EXERCISE: Repeat the entries that follow verbatim, without any of their pictures.

RECORD SET:

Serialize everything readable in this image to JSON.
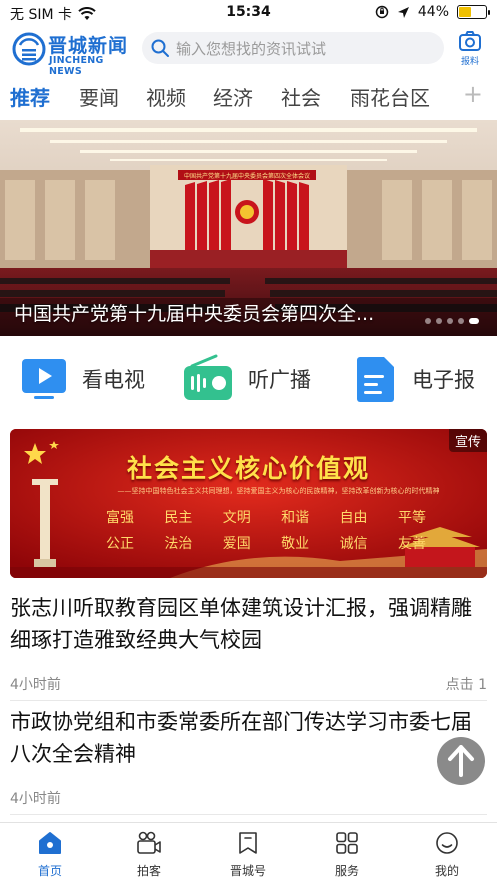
{
  "status_bar": {
    "carrier": "无 SIM 卡",
    "time": "15:34",
    "battery": "44%",
    "battery_level": 0.44,
    "icons": [
      "wifi-icon",
      "orientation-lock-icon",
      "location-icon",
      "battery-icon"
    ]
  },
  "header": {
    "logo_name": "晋城新闻",
    "logo_sub": "JINCHENG NEWS",
    "search_placeholder": "输入您想找的资讯试试",
    "report_label": "报料"
  },
  "tabs": [
    {
      "label": "推荐",
      "active": true
    },
    {
      "label": "要闻",
      "active": false
    },
    {
      "label": "视频",
      "active": false
    },
    {
      "label": "经济",
      "active": false
    },
    {
      "label": "社会",
      "active": false
    },
    {
      "label": "雨花台区",
      "active": false
    }
  ],
  "tabs_more": "+",
  "hero": {
    "caption": "中国共产党第十九届中央委员会第四次全...",
    "banner_text": "中国共产党第十九届中央委员会第四次全体会议",
    "slide_count": 5,
    "active_slide": 4
  },
  "quick_links": [
    {
      "label": "看电视",
      "icon": "tv-play-icon"
    },
    {
      "label": "听广播",
      "icon": "radio-icon"
    },
    {
      "label": "电子报",
      "icon": "e-paper-icon"
    }
  ],
  "ad": {
    "badge": "宣传",
    "title": "社会主义核心价值观",
    "tagline": "——坚持中国特色社会主义共同理想，坚持爱国主义为核心的民族精神，坚持改革创新为核心的时代精神",
    "values_row1": [
      "富强",
      "民主",
      "文明",
      "和谐",
      "自由",
      "平等"
    ],
    "values_row2": [
      "公正",
      "法治",
      "爱国",
      "敬业",
      "诚信",
      "友善"
    ]
  },
  "articles": [
    {
      "headline": "张志川听取教育园区单体建筑设计汇报，强调精雕细琢打造雅致经典大气校园",
      "time": "4小时前",
      "clicks": "点击 1"
    },
    {
      "headline": "市政协党组和市委常委所在部门传达学习市委七届八次全会精神",
      "time": "4小时前",
      "clicks": ""
    }
  ],
  "bottom_nav": [
    {
      "label": "首页",
      "icon": "home-icon",
      "active": true
    },
    {
      "label": "拍客",
      "icon": "camera-video-icon",
      "active": false
    },
    {
      "label": "晋城号",
      "icon": "bookmark-icon",
      "active": false
    },
    {
      "label": "服务",
      "icon": "grid-apps-icon",
      "active": false
    },
    {
      "label": "我的",
      "icon": "profile-icon",
      "active": false
    }
  ],
  "colors": {
    "brand": "#1f6fd1",
    "ad_red": "#b80d0d",
    "ad_gold": "#ffe14a",
    "battery": "#f0c000"
  }
}
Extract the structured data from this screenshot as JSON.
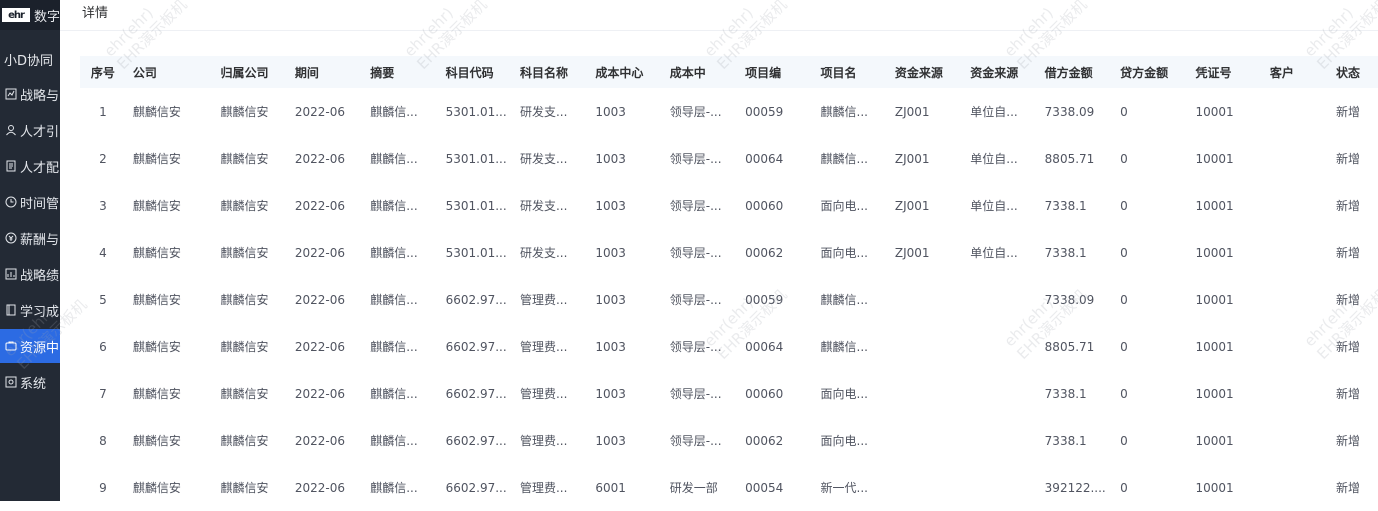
{
  "sidebar": {
    "logo_mark": "ehr",
    "logo_text": "数字",
    "subtitle": "小D协同",
    "items": [
      {
        "label": "战略与",
        "icon": "strategy-icon"
      },
      {
        "label": "人才引",
        "icon": "person-icon"
      },
      {
        "label": "人才配",
        "icon": "doc-icon"
      },
      {
        "label": "时间管",
        "icon": "clock-icon"
      },
      {
        "label": "薪酬与",
        "icon": "money-icon"
      },
      {
        "label": "战略绩",
        "icon": "chart-icon"
      },
      {
        "label": "学习成",
        "icon": "book-icon"
      },
      {
        "label": "资源中",
        "icon": "resource-icon",
        "active": true
      },
      {
        "label": "系统",
        "icon": "settings-icon"
      }
    ],
    "active_color": "#2c6be3"
  },
  "panel": {
    "title": "详情"
  },
  "table": {
    "headers": [
      "序号",
      "公司",
      "归属公司",
      "期间",
      "摘要",
      "科目代码",
      "科目名称",
      "成本中心",
      "成本中",
      "项目编",
      "项目名",
      "资金来源",
      "资金来源",
      "借方金额",
      "贷方金额",
      "凭证号",
      "客户",
      "状态"
    ],
    "rows": [
      [
        "1",
        "麒麟信安",
        "麒麟信安",
        "2022-06",
        "麒麟信...",
        "5301.01...",
        "研发支...",
        "1003",
        "领导层-...",
        "00059",
        "麒麟信...",
        "ZJ001",
        "单位自...",
        "7338.09",
        "0",
        "10001",
        "",
        "新增"
      ],
      [
        "2",
        "麒麟信安",
        "麒麟信安",
        "2022-06",
        "麒麟信...",
        "5301.01...",
        "研发支...",
        "1003",
        "领导层-...",
        "00064",
        "麒麟信...",
        "ZJ001",
        "单位自...",
        "8805.71",
        "0",
        "10001",
        "",
        "新增"
      ],
      [
        "3",
        "麒麟信安",
        "麒麟信安",
        "2022-06",
        "麒麟信...",
        "5301.01...",
        "研发支...",
        "1003",
        "领导层-...",
        "00060",
        "面向电...",
        "ZJ001",
        "单位自...",
        "7338.1",
        "0",
        "10001",
        "",
        "新增"
      ],
      [
        "4",
        "麒麟信安",
        "麒麟信安",
        "2022-06",
        "麒麟信...",
        "5301.01...",
        "研发支...",
        "1003",
        "领导层-...",
        "00062",
        "面向电...",
        "ZJ001",
        "单位自...",
        "7338.1",
        "0",
        "10001",
        "",
        "新增"
      ],
      [
        "5",
        "麒麟信安",
        "麒麟信安",
        "2022-06",
        "麒麟信...",
        "6602.97...",
        "管理费...",
        "1003",
        "领导层-...",
        "00059",
        "麒麟信...",
        "",
        "",
        "7338.09",
        "0",
        "10001",
        "",
        "新增"
      ],
      [
        "6",
        "麒麟信安",
        "麒麟信安",
        "2022-06",
        "麒麟信...",
        "6602.97...",
        "管理费...",
        "1003",
        "领导层-...",
        "00064",
        "麒麟信...",
        "",
        "",
        "8805.71",
        "0",
        "10001",
        "",
        "新增"
      ],
      [
        "7",
        "麒麟信安",
        "麒麟信安",
        "2022-06",
        "麒麟信...",
        "6602.97...",
        "管理费...",
        "1003",
        "领导层-...",
        "00060",
        "面向电...",
        "",
        "",
        "7338.1",
        "0",
        "10001",
        "",
        "新增"
      ],
      [
        "8",
        "麒麟信安",
        "麒麟信安",
        "2022-06",
        "麒麟信...",
        "6602.97...",
        "管理费...",
        "1003",
        "领导层-...",
        "00062",
        "面向电...",
        "",
        "",
        "7338.1",
        "0",
        "10001",
        "",
        "新增"
      ],
      [
        "9",
        "麒麟信安",
        "麒麟信安",
        "2022-06",
        "麒麟信...",
        "6602.97...",
        "管理费...",
        "6001",
        "研发一部",
        "00054",
        "新一代...",
        "",
        "",
        "392122....",
        "0",
        "10001",
        "",
        "新增"
      ]
    ]
  },
  "watermark": {
    "line1": "ehr(ehr)",
    "line2": "EHR演示板机"
  }
}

OUTPUT FOR THIS TASK:
Serialize everything readable in this image to JSON.
{
  "status_bar": {
    "carrier": "无 SIM 卡",
    "time": "15:34",
    "battery": "44%",
    "battery_level": 0.44,
    "icons": [
      "wifi-icon",
      "orientation-lock-icon",
      "location-icon",
      "battery-icon"
    ]
  },
  "header": {
    "logo_name": "晋城新闻",
    "logo_sub": "JINCHENG NEWS",
    "search_placeholder": "输入您想找的资讯试试",
    "report_label": "报料"
  },
  "tabs": [
    {
      "label": "推荐",
      "active": true
    },
    {
      "label": "要闻",
      "active": false
    },
    {
      "label": "视频",
      "active": false
    },
    {
      "label": "经济",
      "active": false
    },
    {
      "label": "社会",
      "active": false
    },
    {
      "label": "雨花台区",
      "active": false
    }
  ],
  "tabs_more": "+",
  "hero": {
    "caption": "中国共产党第十九届中央委员会第四次全...",
    "banner_text": "中国共产党第十九届中央委员会第四次全体会议",
    "slide_count": 5,
    "active_slide": 4
  },
  "quick_links": [
    {
      "label": "看电视",
      "icon": "tv-play-icon"
    },
    {
      "label": "听广播",
      "icon": "radio-icon"
    },
    {
      "label": "电子报",
      "icon": "e-paper-icon"
    }
  ],
  "ad": {
    "badge": "宣传",
    "title": "社会主义核心价值观",
    "tagline": "——坚持中国特色社会主义共同理想，坚持爱国主义为核心的民族精神，坚持改革创新为核心的时代精神",
    "values_row1": [
      "富强",
      "民主",
      "文明",
      "和谐",
      "自由",
      "平等"
    ],
    "values_row2": [
      "公正",
      "法治",
      "爱国",
      "敬业",
      "诚信",
      "友善"
    ]
  },
  "articles": [
    {
      "headline": "张志川听取教育园区单体建筑设计汇报，强调精雕细琢打造雅致经典大气校园",
      "time": "4小时前",
      "clicks": "点击 1"
    },
    {
      "headline": "市政协党组和市委常委所在部门传达学习市委七届八次全会精神",
      "time": "4小时前",
      "clicks": ""
    }
  ],
  "bottom_nav": [
    {
      "label": "首页",
      "icon": "home-icon",
      "active": true
    },
    {
      "label": "拍客",
      "icon": "camera-video-icon",
      "active": false
    },
    {
      "label": "晋城号",
      "icon": "bookmark-icon",
      "active": false
    },
    {
      "label": "服务",
      "icon": "grid-apps-icon",
      "active": false
    },
    {
      "label": "我的",
      "icon": "profile-icon",
      "active": false
    }
  ],
  "colors": {
    "brand": "#1f6fd1",
    "ad_red": "#b80d0d",
    "ad_gold": "#ffe14a",
    "battery": "#f0c000"
  }
}
Extract the structured data from this screenshot as JSON.
{
  "sidebar": {
    "logo_mark": "ehr",
    "logo_text": "数字",
    "subtitle": "小D协同",
    "items": [
      {
        "label": "战略与",
        "icon": "strategy-icon"
      },
      {
        "label": "人才引",
        "icon": "person-icon"
      },
      {
        "label": "人才配",
        "icon": "doc-icon"
      },
      {
        "label": "时间管",
        "icon": "clock-icon"
      },
      {
        "label": "薪酬与",
        "icon": "money-icon"
      },
      {
        "label": "战略绩",
        "icon": "chart-icon"
      },
      {
        "label": "学习成",
        "icon": "book-icon"
      },
      {
        "label": "资源中",
        "icon": "resource-icon",
        "active": true
      },
      {
        "label": "系统",
        "icon": "settings-icon"
      }
    ],
    "active_color": "#2c6be3"
  },
  "panel": {
    "title": "详情"
  },
  "table": {
    "headers": [
      "序号",
      "公司",
      "归属公司",
      "期间",
      "摘要",
      "科目代码",
      "科目名称",
      "成本中心",
      "成本中",
      "项目编",
      "项目名",
      "资金来源",
      "资金来源",
      "借方金额",
      "贷方金额",
      "凭证号",
      "客户",
      "状态"
    ],
    "rows": [
      [
        "1",
        "麒麟信安",
        "麒麟信安",
        "2022-06",
        "麒麟信...",
        "5301.01...",
        "研发支...",
        "1003",
        "领导层-...",
        "00059",
        "麒麟信...",
        "ZJ001",
        "单位自...",
        "7338.09",
        "0",
        "10001",
        "",
        "新增"
      ],
      [
        "2",
        "麒麟信安",
        "麒麟信安",
        "2022-06",
        "麒麟信...",
        "5301.01...",
        "研发支...",
        "1003",
        "领导层-...",
        "00064",
        "麒麟信...",
        "ZJ001",
        "单位自...",
        "8805.71",
        "0",
        "10001",
        "",
        "新增"
      ],
      [
        "3",
        "麒麟信安",
        "麒麟信安",
        "2022-06",
        "麒麟信...",
        "5301.01...",
        "研发支...",
        "1003",
        "领导层-...",
        "00060",
        "面向电...",
        "ZJ001",
        "单位自...",
        "7338.1",
        "0",
        "10001",
        "",
        "新增"
      ],
      [
        "4",
        "麒麟信安",
        "麒麟信安",
        "2022-06",
        "麒麟信...",
        "5301.01...",
        "研发支...",
        "1003",
        "领导层-...",
        "00062",
        "面向电...",
        "ZJ001",
        "单位自...",
        "7338.1",
        "0",
        "10001",
        "",
        "新增"
      ],
      [
        "5",
        "麒麟信安",
        "麒麟信安",
        "2022-06",
        "麒麟信...",
        "6602.97...",
        "管理费...",
        "1003",
        "领导层-...",
        "00059",
        "麒麟信...",
        "",
        "",
        "7338.09",
        "0",
        "10001",
        "",
        "新增"
      ],
      [
        "6",
        "麒麟信安",
        "麒麟信安",
        "2022-06",
        "麒麟信...",
        "6602.97...",
        "管理费...",
        "1003",
        "领导层-...",
        "00064",
        "麒麟信...",
        "",
        "",
        "8805.71",
        "0",
        "10001",
        "",
        "新增"
      ],
      [
        "7",
        "麒麟信安",
        "麒麟信安",
        "2022-06",
        "麒麟信...",
        "6602.97...",
        "管理费...",
        "1003",
        "领导层-...",
        "00060",
        "面向电...",
        "",
        "",
        "7338.1",
        "0",
        "10001",
        "",
        "新增"
      ],
      [
        "8",
        "麒麟信安",
        "麒麟信安",
        "2022-06",
        "麒麟信...",
        "6602.97...",
        "管理费...",
        "1003",
        "领导层-...",
        "00062",
        "面向电...",
        "",
        "",
        "7338.1",
        "0",
        "10001",
        "",
        "新增"
      ],
      [
        "9",
        "麒麟信安",
        "麒麟信安",
        "2022-06",
        "麒麟信...",
        "6602.97...",
        "管理费...",
        "6001",
        "研发一部",
        "00054",
        "新一代...",
        "",
        "",
        "392122....",
        "0",
        "10001",
        "",
        "新增"
      ]
    ]
  },
  "watermark": {
    "line1": "ehr(ehr)",
    "line2": "EHR演示板机"
  }
}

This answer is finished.